Data records for software interfaces:
◇ ◇ ◇

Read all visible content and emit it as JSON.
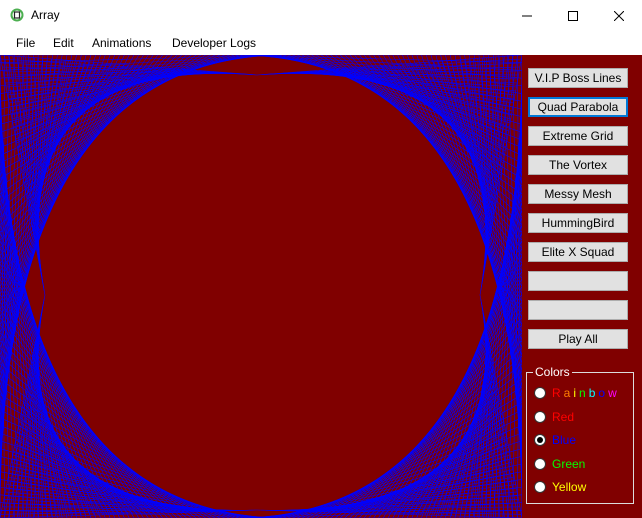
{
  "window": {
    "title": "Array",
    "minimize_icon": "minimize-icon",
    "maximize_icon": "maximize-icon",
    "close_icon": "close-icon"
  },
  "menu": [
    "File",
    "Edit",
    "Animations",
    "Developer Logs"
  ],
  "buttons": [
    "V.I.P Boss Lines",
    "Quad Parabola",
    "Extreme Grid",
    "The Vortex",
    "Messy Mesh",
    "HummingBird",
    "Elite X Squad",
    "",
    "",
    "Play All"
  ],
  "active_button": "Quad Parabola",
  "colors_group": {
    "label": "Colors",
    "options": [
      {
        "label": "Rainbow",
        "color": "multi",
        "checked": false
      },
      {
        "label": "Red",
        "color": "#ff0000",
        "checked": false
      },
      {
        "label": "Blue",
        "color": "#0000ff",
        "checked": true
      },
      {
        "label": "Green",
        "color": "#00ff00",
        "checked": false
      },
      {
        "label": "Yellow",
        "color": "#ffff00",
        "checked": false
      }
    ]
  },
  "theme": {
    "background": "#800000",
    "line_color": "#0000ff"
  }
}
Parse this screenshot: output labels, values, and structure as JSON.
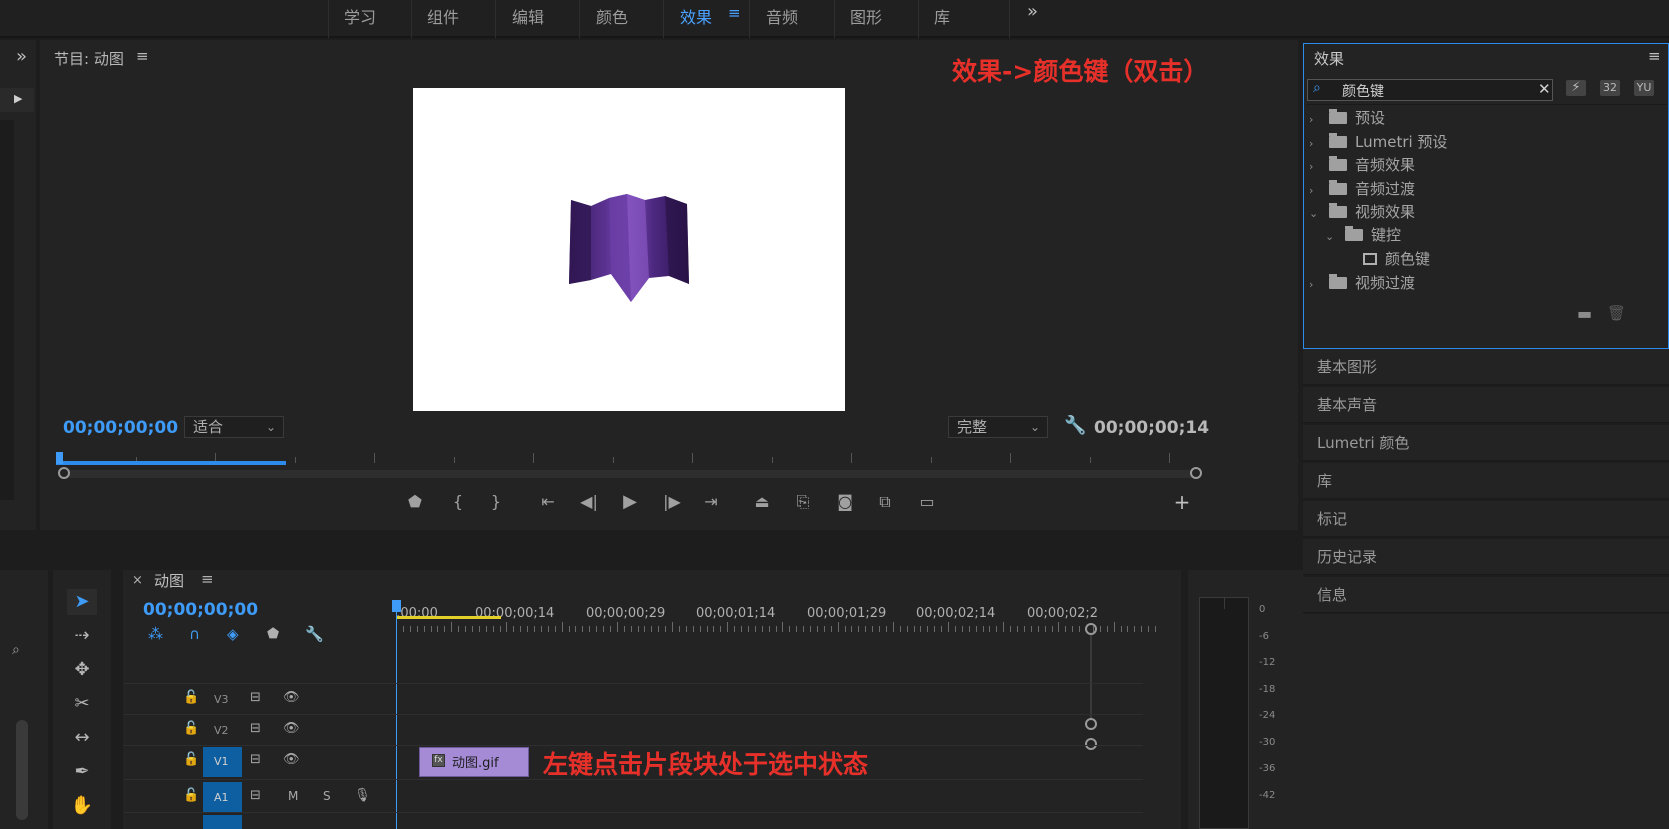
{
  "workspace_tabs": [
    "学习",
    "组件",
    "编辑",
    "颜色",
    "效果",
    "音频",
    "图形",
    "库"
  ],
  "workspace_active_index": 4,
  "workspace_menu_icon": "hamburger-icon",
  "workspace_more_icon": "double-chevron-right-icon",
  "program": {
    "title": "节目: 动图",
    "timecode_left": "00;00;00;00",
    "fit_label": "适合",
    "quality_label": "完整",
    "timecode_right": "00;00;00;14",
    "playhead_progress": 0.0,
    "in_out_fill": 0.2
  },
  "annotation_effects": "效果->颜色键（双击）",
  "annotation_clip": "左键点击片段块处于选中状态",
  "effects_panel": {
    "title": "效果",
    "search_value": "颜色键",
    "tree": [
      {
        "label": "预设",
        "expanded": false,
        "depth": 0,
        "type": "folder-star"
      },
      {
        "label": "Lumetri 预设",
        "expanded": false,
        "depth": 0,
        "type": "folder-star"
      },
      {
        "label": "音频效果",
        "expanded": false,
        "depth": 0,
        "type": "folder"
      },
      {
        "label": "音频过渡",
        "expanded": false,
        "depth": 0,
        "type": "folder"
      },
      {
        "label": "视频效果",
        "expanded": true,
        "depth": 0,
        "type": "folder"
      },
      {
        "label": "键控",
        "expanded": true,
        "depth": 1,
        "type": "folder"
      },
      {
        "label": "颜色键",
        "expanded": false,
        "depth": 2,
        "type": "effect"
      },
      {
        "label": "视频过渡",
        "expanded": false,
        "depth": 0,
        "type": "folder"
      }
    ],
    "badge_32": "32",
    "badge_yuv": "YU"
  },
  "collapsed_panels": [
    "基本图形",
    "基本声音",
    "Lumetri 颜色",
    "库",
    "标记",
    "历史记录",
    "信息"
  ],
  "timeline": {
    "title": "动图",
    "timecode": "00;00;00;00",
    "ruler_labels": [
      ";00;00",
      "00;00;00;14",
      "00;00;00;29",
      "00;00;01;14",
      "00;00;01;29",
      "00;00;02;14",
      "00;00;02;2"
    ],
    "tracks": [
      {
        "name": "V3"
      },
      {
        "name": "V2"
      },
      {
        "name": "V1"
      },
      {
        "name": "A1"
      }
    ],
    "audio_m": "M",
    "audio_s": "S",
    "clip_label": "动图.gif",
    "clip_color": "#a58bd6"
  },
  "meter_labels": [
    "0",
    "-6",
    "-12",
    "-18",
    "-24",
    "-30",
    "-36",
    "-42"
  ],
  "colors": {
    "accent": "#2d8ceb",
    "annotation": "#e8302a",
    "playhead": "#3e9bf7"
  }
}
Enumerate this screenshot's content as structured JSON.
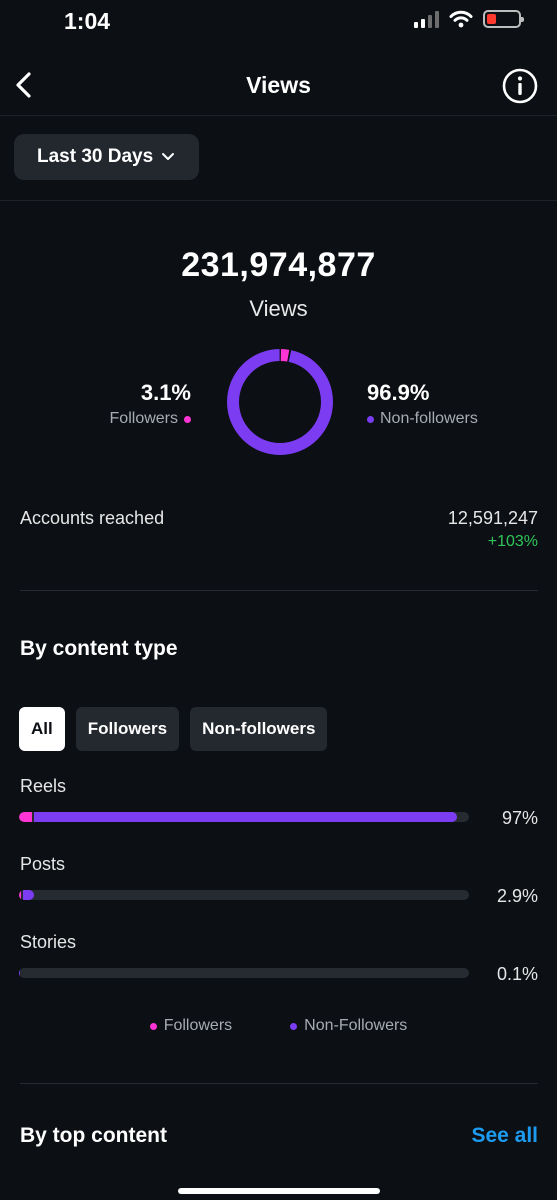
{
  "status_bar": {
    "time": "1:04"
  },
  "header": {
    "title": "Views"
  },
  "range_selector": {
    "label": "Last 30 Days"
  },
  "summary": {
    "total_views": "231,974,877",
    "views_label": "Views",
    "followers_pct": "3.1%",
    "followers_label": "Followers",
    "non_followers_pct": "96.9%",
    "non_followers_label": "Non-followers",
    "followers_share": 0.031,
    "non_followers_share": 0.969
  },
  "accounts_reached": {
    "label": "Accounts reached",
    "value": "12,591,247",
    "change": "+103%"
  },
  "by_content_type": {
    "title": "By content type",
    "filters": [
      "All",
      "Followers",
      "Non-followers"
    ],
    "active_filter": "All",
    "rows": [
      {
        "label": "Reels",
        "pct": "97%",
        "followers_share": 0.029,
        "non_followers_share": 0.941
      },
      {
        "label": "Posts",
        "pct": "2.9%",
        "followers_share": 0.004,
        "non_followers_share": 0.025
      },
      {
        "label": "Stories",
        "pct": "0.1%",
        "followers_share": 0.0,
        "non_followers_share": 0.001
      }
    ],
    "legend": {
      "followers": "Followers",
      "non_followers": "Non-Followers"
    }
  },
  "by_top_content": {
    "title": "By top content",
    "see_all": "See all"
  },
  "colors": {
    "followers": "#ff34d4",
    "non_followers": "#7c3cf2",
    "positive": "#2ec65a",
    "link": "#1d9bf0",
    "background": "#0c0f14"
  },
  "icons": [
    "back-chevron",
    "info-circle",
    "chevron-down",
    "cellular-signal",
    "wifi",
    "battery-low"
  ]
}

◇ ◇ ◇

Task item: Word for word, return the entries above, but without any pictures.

Solution for this exercise:
Read all visible content and emit it as JSON.
{
  "window": {
    "title": "Array",
    "minimize_icon": "minimize-icon",
    "maximize_icon": "maximize-icon",
    "close_icon": "close-icon"
  },
  "menu": [
    "File",
    "Edit",
    "Animations",
    "Developer Logs"
  ],
  "buttons": [
    "V.I.P Boss Lines",
    "Quad Parabola",
    "Extreme Grid",
    "The Vortex",
    "Messy Mesh",
    "HummingBird",
    "Elite X Squad",
    "",
    "",
    "Play All"
  ],
  "active_button": "Quad Parabola",
  "colors_group": {
    "label": "Colors",
    "options": [
      {
        "label": "Rainbow",
        "color": "multi",
        "checked": false
      },
      {
        "label": "Red",
        "color": "#ff0000",
        "checked": false
      },
      {
        "label": "Blue",
        "color": "#0000ff",
        "checked": true
      },
      {
        "label": "Green",
        "color": "#00ff00",
        "checked": false
      },
      {
        "label": "Yellow",
        "color": "#ffff00",
        "checked": false
      }
    ]
  },
  "theme": {
    "background": "#800000",
    "line_color": "#0000ff"
  }
}
Parse this screenshot: output labels, values, and structure as JSON.
{
  "workspace_tabs": [
    "学习",
    "组件",
    "编辑",
    "颜色",
    "效果",
    "音频",
    "图形",
    "库"
  ],
  "workspace_active_index": 4,
  "workspace_menu_icon": "hamburger-icon",
  "workspace_more_icon": "double-chevron-right-icon",
  "program": {
    "title": "节目: 动图",
    "timecode_left": "00;00;00;00",
    "fit_label": "适合",
    "quality_label": "完整",
    "timecode_right": "00;00;00;14",
    "playhead_progress": 0.0,
    "in_out_fill": 0.2
  },
  "annotation_effects": "效果->颜色键（双击）",
  "annotation_clip": "左键点击片段块处于选中状态",
  "effects_panel": {
    "title": "效果",
    "search_value": "颜色键",
    "tree": [
      {
        "label": "预设",
        "expanded": false,
        "depth": 0,
        "type": "folder-star"
      },
      {
        "label": "Lumetri 预设",
        "expanded": false,
        "depth": 0,
        "type": "folder-star"
      },
      {
        "label": "音频效果",
        "expanded": false,
        "depth": 0,
        "type": "folder"
      },
      {
        "label": "音频过渡",
        "expanded": false,
        "depth": 0,
        "type": "folder"
      },
      {
        "label": "视频效果",
        "expanded": true,
        "depth": 0,
        "type": "folder"
      },
      {
        "label": "键控",
        "expanded": true,
        "depth": 1,
        "type": "folder"
      },
      {
        "label": "颜色键",
        "expanded": false,
        "depth": 2,
        "type": "effect"
      },
      {
        "label": "视频过渡",
        "expanded": false,
        "depth": 0,
        "type": "folder"
      }
    ],
    "badge_32": "32",
    "badge_yuv": "YU"
  },
  "collapsed_panels": [
    "基本图形",
    "基本声音",
    "Lumetri 颜色",
    "库",
    "标记",
    "历史记录",
    "信息"
  ],
  "timeline": {
    "title": "动图",
    "timecode": "00;00;00;00",
    "ruler_labels": [
      ";00;00",
      "00;00;00;14",
      "00;00;00;29",
      "00;00;01;14",
      "00;00;01;29",
      "00;00;02;14",
      "00;00;02;2"
    ],
    "tracks": [
      {
        "name": "V3"
      },
      {
        "name": "V2"
      },
      {
        "name": "V1"
      },
      {
        "name": "A1"
      }
    ],
    "audio_m": "M",
    "audio_s": "S",
    "clip_label": "动图.gif",
    "clip_color": "#a58bd6"
  },
  "meter_labels": [
    "0",
    "-6",
    "-12",
    "-18",
    "-24",
    "-30",
    "-36",
    "-42"
  ],
  "colors": {
    "accent": "#2d8ceb",
    "annotation": "#e8302a",
    "playhead": "#3e9bf7"
  }
}
Enumerate this screenshot's content as structured JSON.
{
  "status_bar": {
    "time": "1:04"
  },
  "header": {
    "title": "Views"
  },
  "range_selector": {
    "label": "Last 30 Days"
  },
  "summary": {
    "total_views": "231,974,877",
    "views_label": "Views",
    "followers_pct": "3.1%",
    "followers_label": "Followers",
    "non_followers_pct": "96.9%",
    "non_followers_label": "Non-followers",
    "followers_share": 0.031,
    "non_followers_share": 0.969
  },
  "accounts_reached": {
    "label": "Accounts reached",
    "value": "12,591,247",
    "change": "+103%"
  },
  "by_content_type": {
    "title": "By content type",
    "filters": [
      "All",
      "Followers",
      "Non-followers"
    ],
    "active_filter": "All",
    "rows": [
      {
        "label": "Reels",
        "pct": "97%",
        "followers_share": 0.029,
        "non_followers_share": 0.941
      },
      {
        "label": "Posts",
        "pct": "2.9%",
        "followers_share": 0.004,
        "non_followers_share": 0.025
      },
      {
        "label": "Stories",
        "pct": "0.1%",
        "followers_share": 0.0,
        "non_followers_share": 0.001
      }
    ],
    "legend": {
      "followers": "Followers",
      "non_followers": "Non-Followers"
    }
  },
  "by_top_content": {
    "title": "By top content",
    "see_all": "See all"
  },
  "colors": {
    "followers": "#ff34d4",
    "non_followers": "#7c3cf2",
    "positive": "#2ec65a",
    "link": "#1d9bf0",
    "background": "#0c0f14"
  },
  "icons": [
    "back-chevron",
    "info-circle",
    "chevron-down",
    "cellular-signal",
    "wifi",
    "battery-low"
  ]
}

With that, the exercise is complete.